Copy the data below verbatim, leaving no line out.

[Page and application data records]
______

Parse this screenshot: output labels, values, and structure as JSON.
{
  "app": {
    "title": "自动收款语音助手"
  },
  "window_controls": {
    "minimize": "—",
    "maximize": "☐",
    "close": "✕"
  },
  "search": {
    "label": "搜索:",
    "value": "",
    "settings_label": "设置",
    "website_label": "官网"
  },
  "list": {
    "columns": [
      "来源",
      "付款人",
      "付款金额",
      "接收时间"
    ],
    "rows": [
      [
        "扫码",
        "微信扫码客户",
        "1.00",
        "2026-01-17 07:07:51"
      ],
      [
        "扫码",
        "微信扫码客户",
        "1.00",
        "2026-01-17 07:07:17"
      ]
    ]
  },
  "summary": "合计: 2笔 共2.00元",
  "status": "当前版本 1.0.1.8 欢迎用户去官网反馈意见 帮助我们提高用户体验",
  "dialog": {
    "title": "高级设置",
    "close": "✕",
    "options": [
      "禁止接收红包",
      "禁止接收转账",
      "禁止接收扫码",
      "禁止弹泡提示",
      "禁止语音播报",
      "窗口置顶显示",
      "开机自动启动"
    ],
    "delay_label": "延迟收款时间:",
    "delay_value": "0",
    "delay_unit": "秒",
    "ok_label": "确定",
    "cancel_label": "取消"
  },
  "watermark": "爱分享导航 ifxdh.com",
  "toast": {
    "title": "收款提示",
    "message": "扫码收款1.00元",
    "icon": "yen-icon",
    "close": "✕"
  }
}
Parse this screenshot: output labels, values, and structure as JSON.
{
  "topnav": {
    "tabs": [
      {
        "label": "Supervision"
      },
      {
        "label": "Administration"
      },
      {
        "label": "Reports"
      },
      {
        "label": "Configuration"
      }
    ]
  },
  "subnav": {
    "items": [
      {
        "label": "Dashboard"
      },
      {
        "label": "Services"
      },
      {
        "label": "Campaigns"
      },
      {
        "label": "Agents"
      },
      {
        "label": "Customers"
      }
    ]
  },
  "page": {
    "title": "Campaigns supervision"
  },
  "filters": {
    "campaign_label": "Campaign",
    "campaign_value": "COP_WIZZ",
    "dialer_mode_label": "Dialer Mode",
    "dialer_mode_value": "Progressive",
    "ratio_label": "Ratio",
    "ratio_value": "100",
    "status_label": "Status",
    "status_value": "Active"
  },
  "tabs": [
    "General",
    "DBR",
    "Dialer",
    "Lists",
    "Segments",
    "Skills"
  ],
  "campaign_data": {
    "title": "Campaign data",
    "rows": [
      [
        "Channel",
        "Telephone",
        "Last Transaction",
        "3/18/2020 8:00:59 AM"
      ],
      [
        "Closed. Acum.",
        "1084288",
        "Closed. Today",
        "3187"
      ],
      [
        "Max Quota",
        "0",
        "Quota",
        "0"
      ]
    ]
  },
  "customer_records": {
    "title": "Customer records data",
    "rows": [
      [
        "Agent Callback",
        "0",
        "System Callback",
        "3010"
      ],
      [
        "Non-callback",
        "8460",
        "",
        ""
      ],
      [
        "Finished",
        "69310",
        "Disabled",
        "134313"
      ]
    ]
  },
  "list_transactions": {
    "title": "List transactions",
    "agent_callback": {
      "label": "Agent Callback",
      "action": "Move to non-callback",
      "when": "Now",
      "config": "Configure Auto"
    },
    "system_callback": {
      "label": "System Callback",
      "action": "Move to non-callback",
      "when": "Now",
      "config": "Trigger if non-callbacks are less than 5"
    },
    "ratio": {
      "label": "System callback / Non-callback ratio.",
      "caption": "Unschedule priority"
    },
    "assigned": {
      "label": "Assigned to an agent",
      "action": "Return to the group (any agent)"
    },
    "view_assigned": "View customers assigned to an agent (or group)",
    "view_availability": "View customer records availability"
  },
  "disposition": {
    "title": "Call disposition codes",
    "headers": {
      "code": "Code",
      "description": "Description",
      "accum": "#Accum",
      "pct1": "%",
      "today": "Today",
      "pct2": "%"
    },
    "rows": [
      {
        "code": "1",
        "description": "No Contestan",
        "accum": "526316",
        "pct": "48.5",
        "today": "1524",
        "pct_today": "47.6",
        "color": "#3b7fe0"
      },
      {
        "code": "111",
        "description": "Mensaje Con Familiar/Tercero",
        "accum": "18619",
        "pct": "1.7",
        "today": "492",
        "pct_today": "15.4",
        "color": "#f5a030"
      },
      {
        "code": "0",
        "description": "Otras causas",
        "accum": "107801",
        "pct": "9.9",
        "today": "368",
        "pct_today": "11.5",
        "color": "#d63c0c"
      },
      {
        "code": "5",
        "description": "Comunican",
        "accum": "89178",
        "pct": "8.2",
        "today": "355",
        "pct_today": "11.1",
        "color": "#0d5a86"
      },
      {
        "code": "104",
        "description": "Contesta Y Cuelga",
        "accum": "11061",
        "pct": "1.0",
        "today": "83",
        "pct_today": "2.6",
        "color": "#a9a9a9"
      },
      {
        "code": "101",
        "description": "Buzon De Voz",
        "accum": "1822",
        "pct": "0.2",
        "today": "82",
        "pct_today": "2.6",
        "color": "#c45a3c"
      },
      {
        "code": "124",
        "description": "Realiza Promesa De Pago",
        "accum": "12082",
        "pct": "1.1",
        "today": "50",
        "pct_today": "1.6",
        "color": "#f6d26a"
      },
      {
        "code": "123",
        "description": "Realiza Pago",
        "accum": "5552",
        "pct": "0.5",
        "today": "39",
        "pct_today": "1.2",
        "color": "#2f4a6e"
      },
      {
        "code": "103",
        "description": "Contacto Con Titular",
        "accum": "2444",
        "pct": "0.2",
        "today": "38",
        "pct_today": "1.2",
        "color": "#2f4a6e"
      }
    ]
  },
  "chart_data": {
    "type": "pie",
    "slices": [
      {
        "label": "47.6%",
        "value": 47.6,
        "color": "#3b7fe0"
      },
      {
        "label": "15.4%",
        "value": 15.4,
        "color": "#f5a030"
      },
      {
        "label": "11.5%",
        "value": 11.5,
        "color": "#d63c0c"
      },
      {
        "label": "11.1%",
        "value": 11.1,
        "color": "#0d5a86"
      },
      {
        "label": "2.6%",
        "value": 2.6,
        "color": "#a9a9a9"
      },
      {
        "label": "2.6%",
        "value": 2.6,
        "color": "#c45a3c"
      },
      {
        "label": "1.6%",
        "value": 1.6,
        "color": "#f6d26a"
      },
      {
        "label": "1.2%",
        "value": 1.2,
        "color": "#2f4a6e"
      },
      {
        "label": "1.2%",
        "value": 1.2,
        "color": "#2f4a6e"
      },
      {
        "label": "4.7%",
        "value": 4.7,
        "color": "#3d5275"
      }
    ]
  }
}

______

WRITTEN REPLY:
Parse this screenshot: output labels, values, and structure as JSON.
{
  "app": {
    "title": "自动收款语音助手"
  },
  "window_controls": {
    "minimize": "—",
    "maximize": "☐",
    "close": "✕"
  },
  "search": {
    "label": "搜索:",
    "value": "",
    "settings_label": "设置",
    "website_label": "官网"
  },
  "list": {
    "columns": [
      "来源",
      "付款人",
      "付款金额",
      "接收时间"
    ],
    "rows": [
      [
        "扫码",
        "微信扫码客户",
        "1.00",
        "2026-01-17 07:07:51"
      ],
      [
        "扫码",
        "微信扫码客户",
        "1.00",
        "2026-01-17 07:07:17"
      ]
    ]
  },
  "summary": "合计: 2笔 共2.00元",
  "status": "当前版本 1.0.1.8 欢迎用户去官网反馈意见 帮助我们提高用户体验",
  "dialog": {
    "title": "高级设置",
    "close": "✕",
    "options": [
      "禁止接收红包",
      "禁止接收转账",
      "禁止接收扫码",
      "禁止弹泡提示",
      "禁止语音播报",
      "窗口置顶显示",
      "开机自动启动"
    ],
    "delay_label": "延迟收款时间:",
    "delay_value": "0",
    "delay_unit": "秒",
    "ok_label": "确定",
    "cancel_label": "取消"
  },
  "watermark": "爱分享导航 ifxdh.com",
  "toast": {
    "title": "收款提示",
    "message": "扫码收款1.00元",
    "icon": "yen-icon",
    "close": "✕"
  }
}
Parse this screenshot: output labels, values, and structure as JSON.
{
  "topnav": {
    "tabs": [
      {
        "label": "Supervision"
      },
      {
        "label": "Administration"
      },
      {
        "label": "Reports"
      },
      {
        "label": "Configuration"
      }
    ]
  },
  "subnav": {
    "items": [
      {
        "label": "Dashboard"
      },
      {
        "label": "Services"
      },
      {
        "label": "Campaigns"
      },
      {
        "label": "Agents"
      },
      {
        "label": "Customers"
      }
    ]
  },
  "page": {
    "title": "Campaigns supervision"
  },
  "filters": {
    "campaign_label": "Campaign",
    "campaign_value": "COP_WIZZ",
    "dialer_mode_label": "Dialer Mode",
    "dialer_mode_value": "Progressive",
    "ratio_label": "Ratio",
    "ratio_value": "100",
    "status_label": "Status",
    "status_value": "Active"
  },
  "tabs": [
    "General",
    "DBR",
    "Dialer",
    "Lists",
    "Segments",
    "Skills"
  ],
  "campaign_data": {
    "title": "Campaign data",
    "rows": [
      [
        "Channel",
        "Telephone",
        "Last Transaction",
        "3/18/2020 8:00:59 AM"
      ],
      [
        "Closed. Acum.",
        "1084288",
        "Closed. Today",
        "3187"
      ],
      [
        "Max Quota",
        "0",
        "Quota",
        "0"
      ]
    ]
  },
  "customer_records": {
    "title": "Customer records data",
    "rows": [
      [
        "Agent Callback",
        "0",
        "System Callback",
        "3010"
      ],
      [
        "Non-callback",
        "8460",
        "",
        ""
      ],
      [
        "Finished",
        "69310",
        "Disabled",
        "134313"
      ]
    ]
  },
  "list_transactions": {
    "title": "List transactions",
    "agent_callback": {
      "label": "Agent Callback",
      "action": "Move to non-callback",
      "when": "Now",
      "config": "Configure Auto"
    },
    "system_callback": {
      "label": "System Callback",
      "action": "Move to non-callback",
      "when": "Now",
      "config": "Trigger if non-callbacks are less than 5"
    },
    "ratio": {
      "label": "System callback / Non-callback ratio.",
      "caption": "Unschedule priority"
    },
    "assigned": {
      "label": "Assigned to an agent",
      "action": "Return to the group (any agent)"
    },
    "view_assigned": "View customers assigned to an agent (or group)",
    "view_availability": "View customer records availability"
  },
  "disposition": {
    "title": "Call disposition codes",
    "headers": {
      "code": "Code",
      "description": "Description",
      "accum": "#Accum",
      "pct1": "%",
      "today": "Today",
      "pct2": "%"
    },
    "rows": [
      {
        "code": "1",
        "description": "No Contestan",
        "accum": "526316",
        "pct": "48.5",
        "today": "1524",
        "pct_today": "47.6",
        "color": "#3b7fe0"
      },
      {
        "code": "111",
        "description": "Mensaje Con Familiar/Tercero",
        "accum": "18619",
        "pct": "1.7",
        "today": "492",
        "pct_today": "15.4",
        "color": "#f5a030"
      },
      {
        "code": "0",
        "description": "Otras causas",
        "accum": "107801",
        "pct": "9.9",
        "today": "368",
        "pct_today": "11.5",
        "color": "#d63c0c"
      },
      {
        "code": "5",
        "description": "Comunican",
        "accum": "89178",
        "pct": "8.2",
        "today": "355",
        "pct_today": "11.1",
        "color": "#0d5a86"
      },
      {
        "code": "104",
        "description": "Contesta Y Cuelga",
        "accum": "11061",
        "pct": "1.0",
        "today": "83",
        "pct_today": "2.6",
        "color": "#a9a9a9"
      },
      {
        "code": "101",
        "description": "Buzon De Voz",
        "accum": "1822",
        "pct": "0.2",
        "today": "82",
        "pct_today": "2.6",
        "color": "#c45a3c"
      },
      {
        "code": "124",
        "description": "Realiza Promesa De Pago",
        "accum": "12082",
        "pct": "1.1",
        "today": "50",
        "pct_today": "1.6",
        "color": "#f6d26a"
      },
      {
        "code": "123",
        "description": "Realiza Pago",
        "accum": "5552",
        "pct": "0.5",
        "today": "39",
        "pct_today": "1.2",
        "color": "#2f4a6e"
      },
      {
        "code": "103",
        "description": "Contacto Con Titular",
        "accum": "2444",
        "pct": "0.2",
        "today": "38",
        "pct_today": "1.2",
        "color": "#2f4a6e"
      }
    ]
  },
  "chart_data": {
    "type": "pie",
    "slices": [
      {
        "label": "47.6%",
        "value": 47.6,
        "color": "#3b7fe0"
      },
      {
        "label": "15.4%",
        "value": 15.4,
        "color": "#f5a030"
      },
      {
        "label": "11.5%",
        "value": 11.5,
        "color": "#d63c0c"
      },
      {
        "label": "11.1%",
        "value": 11.1,
        "color": "#0d5a86"
      },
      {
        "label": "2.6%",
        "value": 2.6,
        "color": "#a9a9a9"
      },
      {
        "label": "2.6%",
        "value": 2.6,
        "color": "#c45a3c"
      },
      {
        "label": "1.6%",
        "value": 1.6,
        "color": "#f6d26a"
      },
      {
        "label": "1.2%",
        "value": 1.2,
        "color": "#2f4a6e"
      },
      {
        "label": "1.2%",
        "value": 1.2,
        "color": "#2f4a6e"
      },
      {
        "label": "4.7%",
        "value": 4.7,
        "color": "#3d5275"
      }
    ]
  }
}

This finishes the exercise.